I wrote and memorized three poems in two weeks to prepare for the finals of the Cleveland slam. The content of my poems were expressions of my experiences with discrimination, being stereotyped, living across the street from a crack-house, and my cautions about young black people not becoming victims of their surroundings. After 3 rounds and 2 hours the Cleveland team was decided. I was blessed to be one of the top 5 poets that would represent Northern Ohio at Brave New Voices(BNV).
The beautiful thing about BNV is that you compete with teams. You can be more creative with group poems and have the pleasure of working with other talented artists.
People are attracted to competition. People want to see winners and losers. People want to see tensions, struggles, and rivalry. BNV has all these things. But only the poets who participate in BNV know that the competition is a hoax. The poets know that it is much less about winners and losers, and much more about celebrating the art of slam the and the beauty of poetry. The poets at BNV know that it is much less about rivalry, and much more about youth having a voice to express our thoughts, feelings, passions, and so much more.
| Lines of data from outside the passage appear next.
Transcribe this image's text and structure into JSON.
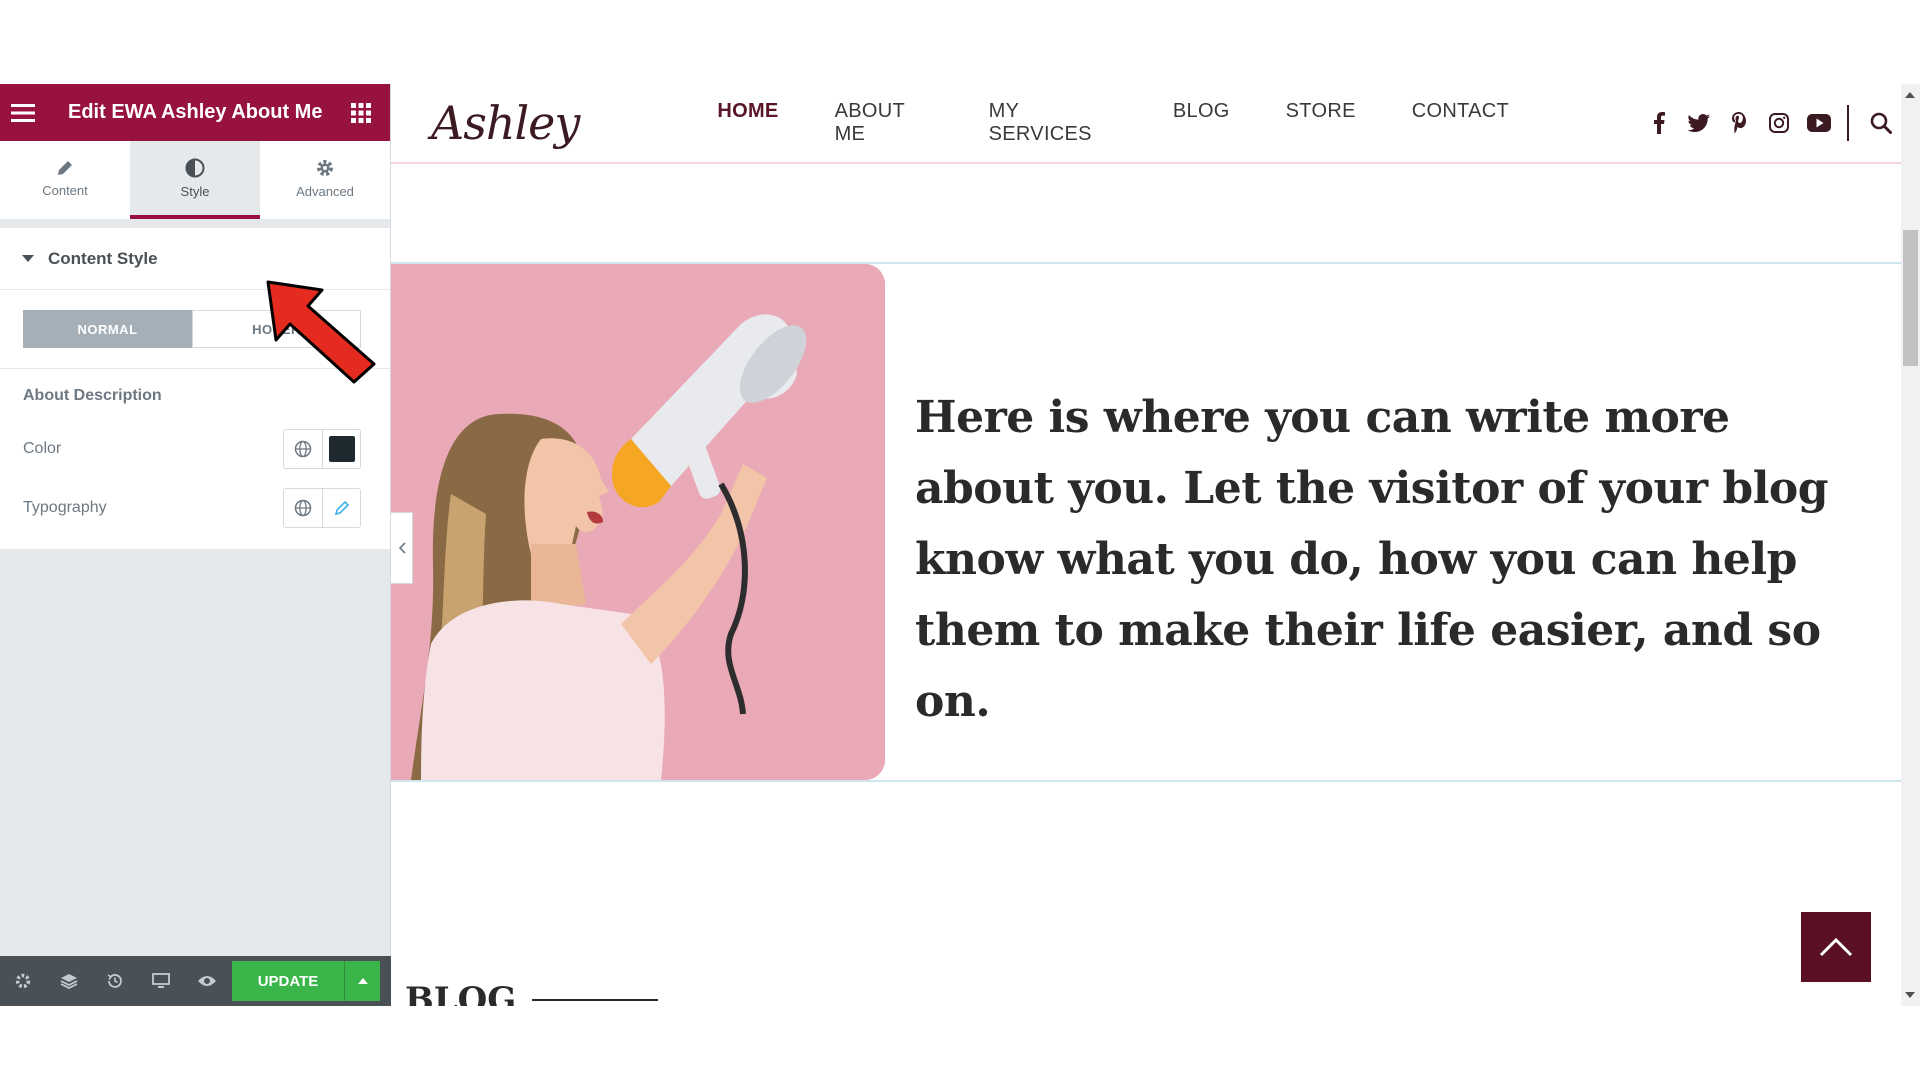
{
  "panel": {
    "title": "Edit EWA Ashley About Me",
    "accent": "#97123e",
    "tabs": [
      {
        "label": "Content",
        "icon": "pencil-icon"
      },
      {
        "label": "Style",
        "icon": "contrast-icon"
      },
      {
        "label": "Advanced",
        "icon": "gear-icon"
      }
    ],
    "active_tab": "Style",
    "section_title": "Content Style",
    "states": {
      "normal": "NORMAL",
      "hover": "HOVER",
      "active": "NORMAL"
    },
    "controls_heading": "About Description",
    "controls": [
      {
        "label": "Color",
        "value_color": "#1f2a30"
      },
      {
        "label": "Typography"
      }
    ],
    "footer": {
      "update_label": "UPDATE",
      "update_color": "#39b54a"
    }
  },
  "site": {
    "logo": "Ashley",
    "nav": [
      "HOME",
      "ABOUT ME",
      "MY SERVICES",
      "BLOG",
      "STORE",
      "CONTACT"
    ],
    "nav_active": "HOME",
    "social_icons": [
      "facebook-icon",
      "twitter-icon",
      "pinterest-icon",
      "instagram-icon",
      "youtube-icon"
    ],
    "about_text": "Here is where you can write more about you. Let the visitor of your blog know what you do, how you can help them to make their life easier, and so on.",
    "blog_heading": "BLOG",
    "brand_color": "#5a0f24"
  }
}
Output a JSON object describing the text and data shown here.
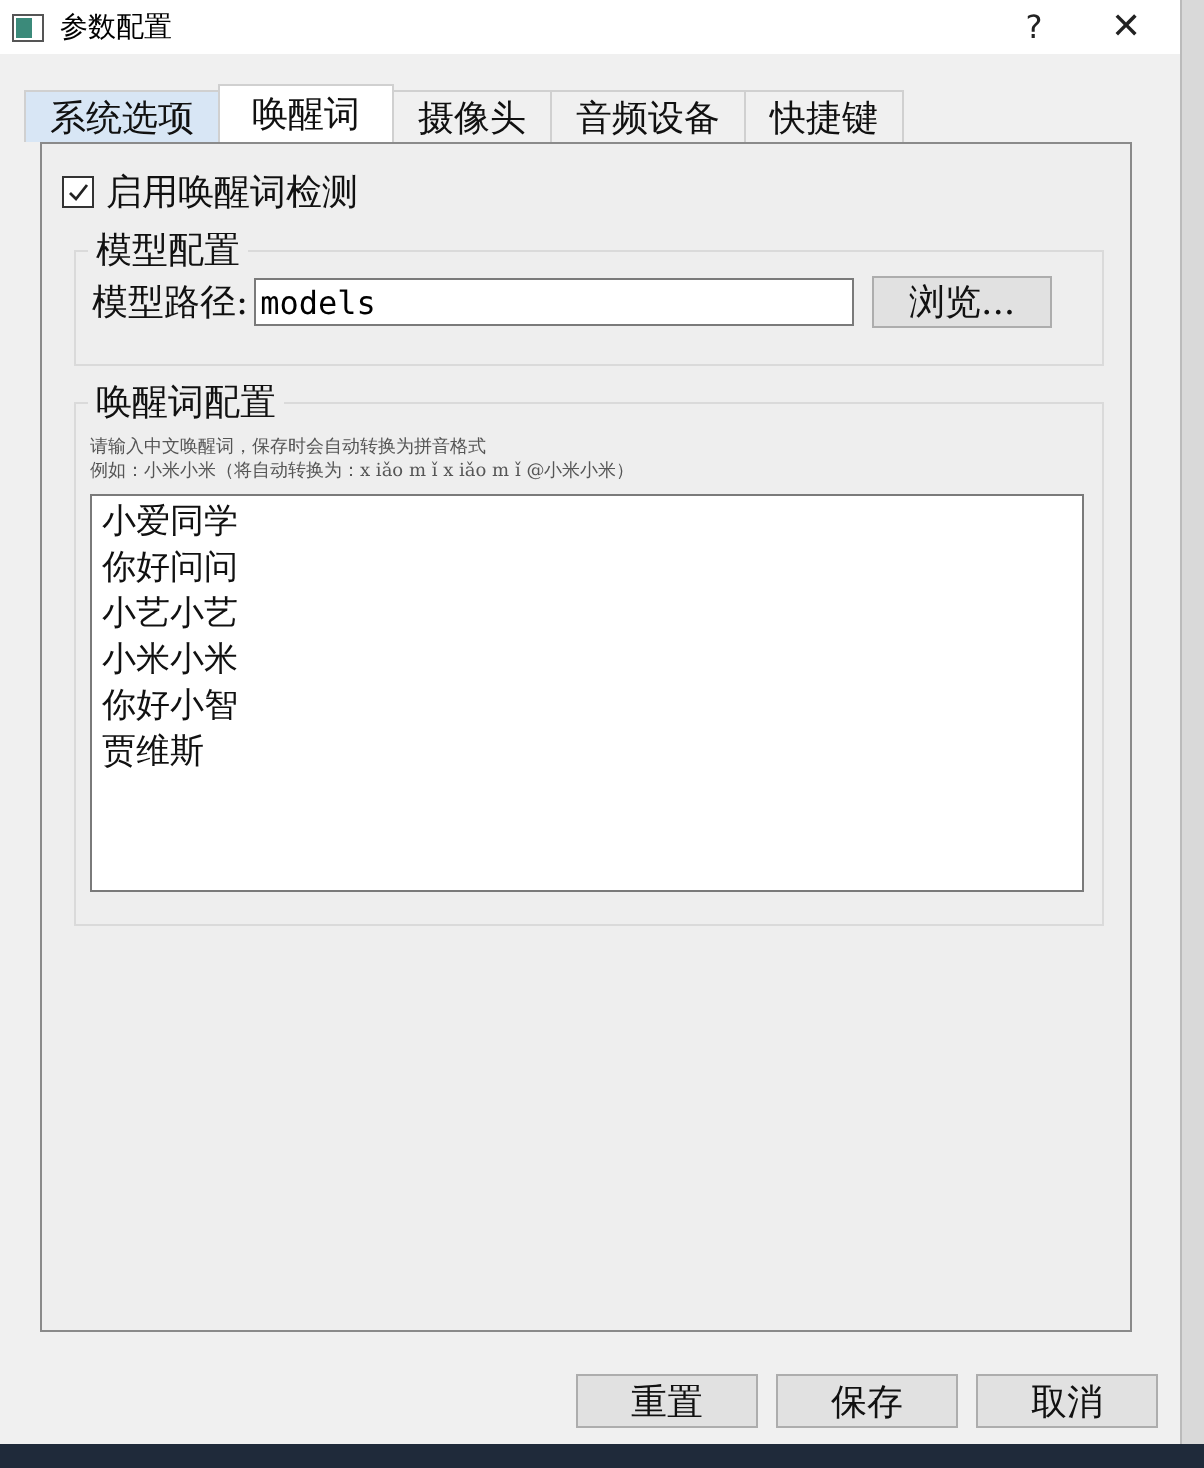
{
  "window": {
    "title": "参数配置",
    "help": "?",
    "close": "✕"
  },
  "tabs": [
    {
      "label": "系统选项",
      "selected": false,
      "hovered": true
    },
    {
      "label": "唤醒词",
      "selected": true,
      "hovered": false
    },
    {
      "label": "摄像头",
      "selected": false,
      "hovered": false
    },
    {
      "label": "音频设备",
      "selected": false,
      "hovered": false
    },
    {
      "label": "快捷键",
      "selected": false,
      "hovered": false
    }
  ],
  "enable_checkbox": {
    "label": "启用唤醒词检测",
    "checked": true
  },
  "model_group": {
    "title": "模型配置",
    "path_label": "模型路径:",
    "path_value": "models",
    "browse": "浏览..."
  },
  "wake_group": {
    "title": "唤醒词配置",
    "hint_lines": [
      "请输入中文唤醒词，保存时会自动转换为拼音格式",
      "例如：小米小米（将自动转换为：x iǎo m ǐ x iǎo m ǐ @小米小米）"
    ],
    "words": [
      "小爱同学",
      "你好问问",
      "小艺小艺",
      "小米小米",
      "你好小智",
      "贾维斯"
    ]
  },
  "buttons": [
    "重置",
    "保存",
    "取消"
  ]
}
The poets at BNV know that we are a generation that can speak for ourselves, and that is exactly what we do.
The style of writing and performance at BNV was definitely on a level I had never encountered as a 15 year old student from the hood of East Cleveland. It was a bit overwhelming for the Cleveland team in 2006. We didn’t make it out of the first two bouts, but that didn’t matter. In 2006 in New York I learned more about myself than any other event in my life. I thought I was conservative, religious, and reserved. But I discovered that I was liberal, spiritual, and outgoing. I became friends with a Buddhist Native American girl from Arizona, a Jewish guy who believed in Taoism, and a Bangladeshi guy who lives in Leeds, England. The people I met, the conversations I had, and the things I learned broadened my understanding of the world around me and changed my life.
Now at 19, I am preparing for the Chicago college slam. Slamming is still apart of my life. On the Black Youth Project promo video, I say “I am a poet, that’s all you need to know” because I believe poetry defines every aspect of my life. Poetry continues to express my passion for activism, my heart for equality, my fire for God, and my intellectual growth. I see the world through the eyes of a poet, and I know that will never change.